The result of this approach is visible in the following facts:

  • The number of Internet users has jumped 35 times in the last 8 years – from 76,000 in 1999 to almost 3 million today.
  • There are today about a dozen large foreign investors in the telecommunications and the Internet market in Bulgaria. Telecommunication companies like Deutsche Telekom (through their Hungarian subsidiary Matav), investment funds from the European Union, Switzerland, and the USA have invested a lot of money in the Bulgarian ICT market.
  • There are more than Euro 1.84 billion invested in the Bulgarian telecom market only in the last two years, since the foundation of the State ITC Agency.

Further to this fact, I'd like to note also the following facts: The State ITC Agency represents Bulgaria at the International Telecommunication Union (ITU), the Universal Postal Union and the European Conference of Postal and Telecommunications Administrations (CEPT), the Council of Europe (Steering Committee on the Media and New Communication Services). As we meet here, in Rio, Bulgaria is also formally joining as an observer to the Regional Commonwealth of Communications (RCC), which combines the efforts of East Europe and Central Asia to bridge the digital divide on their way to the Information Society.

Last year, the ITC Agency hosted delegation of world-wide know IT-”gurus”, who participated in the open session of the IT Advisory Committee to the President of the Republic of Bulgaria. Some of the members of that delegation are here, in Rio – Dr. Vint Cerf, Vice-President of Google; Lynn St.Amour, President and CEO of the Internet Society; George Sadowsky, Special Adviser to Nitan Desai; Fred Baker, former Chairman of the Internet Engineering Task Force (IETF) and former Chairman of ISOC; Esther Dyson, who chaired the ICANN Board in 1999, and many more.
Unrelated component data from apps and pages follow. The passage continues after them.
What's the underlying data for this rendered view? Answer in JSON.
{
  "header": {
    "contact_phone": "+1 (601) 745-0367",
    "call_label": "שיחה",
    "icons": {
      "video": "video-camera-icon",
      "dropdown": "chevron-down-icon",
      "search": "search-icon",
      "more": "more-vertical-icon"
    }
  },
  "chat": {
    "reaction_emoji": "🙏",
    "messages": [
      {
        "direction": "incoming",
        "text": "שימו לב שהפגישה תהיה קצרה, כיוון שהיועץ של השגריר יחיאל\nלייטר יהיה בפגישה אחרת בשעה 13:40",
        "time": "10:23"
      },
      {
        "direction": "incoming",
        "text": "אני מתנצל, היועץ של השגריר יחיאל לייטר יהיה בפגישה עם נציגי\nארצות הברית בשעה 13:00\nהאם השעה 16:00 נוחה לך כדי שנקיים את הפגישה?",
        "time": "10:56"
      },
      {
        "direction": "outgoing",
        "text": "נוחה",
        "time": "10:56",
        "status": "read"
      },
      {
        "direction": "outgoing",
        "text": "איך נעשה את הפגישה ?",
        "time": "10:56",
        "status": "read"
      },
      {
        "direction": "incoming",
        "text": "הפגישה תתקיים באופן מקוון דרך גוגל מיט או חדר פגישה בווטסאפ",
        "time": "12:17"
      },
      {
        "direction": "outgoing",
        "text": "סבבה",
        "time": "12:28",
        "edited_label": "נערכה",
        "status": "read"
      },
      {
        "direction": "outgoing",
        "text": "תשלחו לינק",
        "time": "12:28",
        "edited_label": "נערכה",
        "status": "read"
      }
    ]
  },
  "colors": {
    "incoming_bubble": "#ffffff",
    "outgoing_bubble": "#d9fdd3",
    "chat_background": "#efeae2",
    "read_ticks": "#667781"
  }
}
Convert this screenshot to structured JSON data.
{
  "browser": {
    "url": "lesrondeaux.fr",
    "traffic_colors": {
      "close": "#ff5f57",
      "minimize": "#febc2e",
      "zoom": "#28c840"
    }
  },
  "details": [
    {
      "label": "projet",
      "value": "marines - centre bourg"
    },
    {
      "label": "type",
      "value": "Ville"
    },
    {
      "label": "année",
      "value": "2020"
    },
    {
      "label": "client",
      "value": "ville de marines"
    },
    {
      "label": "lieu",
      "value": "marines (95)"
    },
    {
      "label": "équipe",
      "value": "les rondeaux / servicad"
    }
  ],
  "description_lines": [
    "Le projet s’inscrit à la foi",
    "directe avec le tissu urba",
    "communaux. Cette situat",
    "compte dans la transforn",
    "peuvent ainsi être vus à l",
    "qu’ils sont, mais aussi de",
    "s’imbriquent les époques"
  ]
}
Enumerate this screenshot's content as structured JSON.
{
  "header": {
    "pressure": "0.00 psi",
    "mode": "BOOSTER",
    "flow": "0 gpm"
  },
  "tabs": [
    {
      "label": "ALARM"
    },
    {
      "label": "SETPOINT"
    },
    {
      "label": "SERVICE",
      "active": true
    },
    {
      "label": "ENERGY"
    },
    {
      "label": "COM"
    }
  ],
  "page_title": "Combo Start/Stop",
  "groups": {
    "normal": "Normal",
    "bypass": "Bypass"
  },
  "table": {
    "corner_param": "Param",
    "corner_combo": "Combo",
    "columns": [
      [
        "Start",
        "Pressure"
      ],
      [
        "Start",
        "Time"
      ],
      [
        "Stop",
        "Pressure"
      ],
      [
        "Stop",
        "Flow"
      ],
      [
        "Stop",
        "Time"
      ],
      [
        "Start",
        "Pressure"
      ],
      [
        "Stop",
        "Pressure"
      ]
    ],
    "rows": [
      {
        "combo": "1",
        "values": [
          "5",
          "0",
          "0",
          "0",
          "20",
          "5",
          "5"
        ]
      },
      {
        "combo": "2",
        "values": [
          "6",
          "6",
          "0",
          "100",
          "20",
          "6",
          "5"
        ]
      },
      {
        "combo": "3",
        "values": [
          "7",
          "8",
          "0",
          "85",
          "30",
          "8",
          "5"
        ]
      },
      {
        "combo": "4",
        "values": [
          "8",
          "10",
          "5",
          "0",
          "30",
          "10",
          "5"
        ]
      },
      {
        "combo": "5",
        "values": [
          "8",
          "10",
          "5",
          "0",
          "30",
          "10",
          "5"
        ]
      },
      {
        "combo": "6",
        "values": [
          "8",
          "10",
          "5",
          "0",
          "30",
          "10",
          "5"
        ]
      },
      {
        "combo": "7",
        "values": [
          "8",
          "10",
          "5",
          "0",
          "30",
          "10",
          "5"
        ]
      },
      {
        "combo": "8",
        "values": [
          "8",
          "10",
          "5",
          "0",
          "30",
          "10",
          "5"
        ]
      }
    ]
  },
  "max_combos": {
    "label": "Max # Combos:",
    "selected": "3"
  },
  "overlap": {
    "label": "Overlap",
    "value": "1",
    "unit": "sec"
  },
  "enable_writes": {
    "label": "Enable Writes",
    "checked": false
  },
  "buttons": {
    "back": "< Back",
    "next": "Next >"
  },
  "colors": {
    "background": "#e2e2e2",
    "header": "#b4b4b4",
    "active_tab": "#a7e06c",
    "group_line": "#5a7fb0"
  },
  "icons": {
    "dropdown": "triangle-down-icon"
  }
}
We were really lucky to be able to host all those people, whose advice and guidance are quite valuable for the general development of the Bulgarian Internet policy.

Clearly, the successful policy Bulgaria has executed in the field of Internet, and the way it handled the “hot issues” around the Internet Governance, are a sign that it is possible to have a working model of cooperation, or may be even collaboration between the civil society, the private businesses, and the government.

This is the Bulgarian positive contribution to the discussions around the controversial topic of how the Internet is being governed. Our policy has been consistent in the last 8 years – through public-private partnership, through self-regulation and with support from the Internet Service Providers whenever cyber-crime has been an issue.

We have to note also, that such a positive development of the Internet is to be found among the most technologically developed countries. Therefore, Bulgaria being still among the last in economic development among the European Union members, scores high on liberalization of the telecommunication services, and the Internet.

We are ready to share our experience.

Bulgaria is planning to enhance its cooperation in 2008 with the ITU and its member states, as we are going to chair the ITU council from January 1st. 2008.
Further, we are planning an international cyber-security forum in Sofia in October of 2008, and if you are interested, then again feel free to contact me after the session, or write directly to the ITC Agency at the address provided below.
Contact for the governmental ITC agency: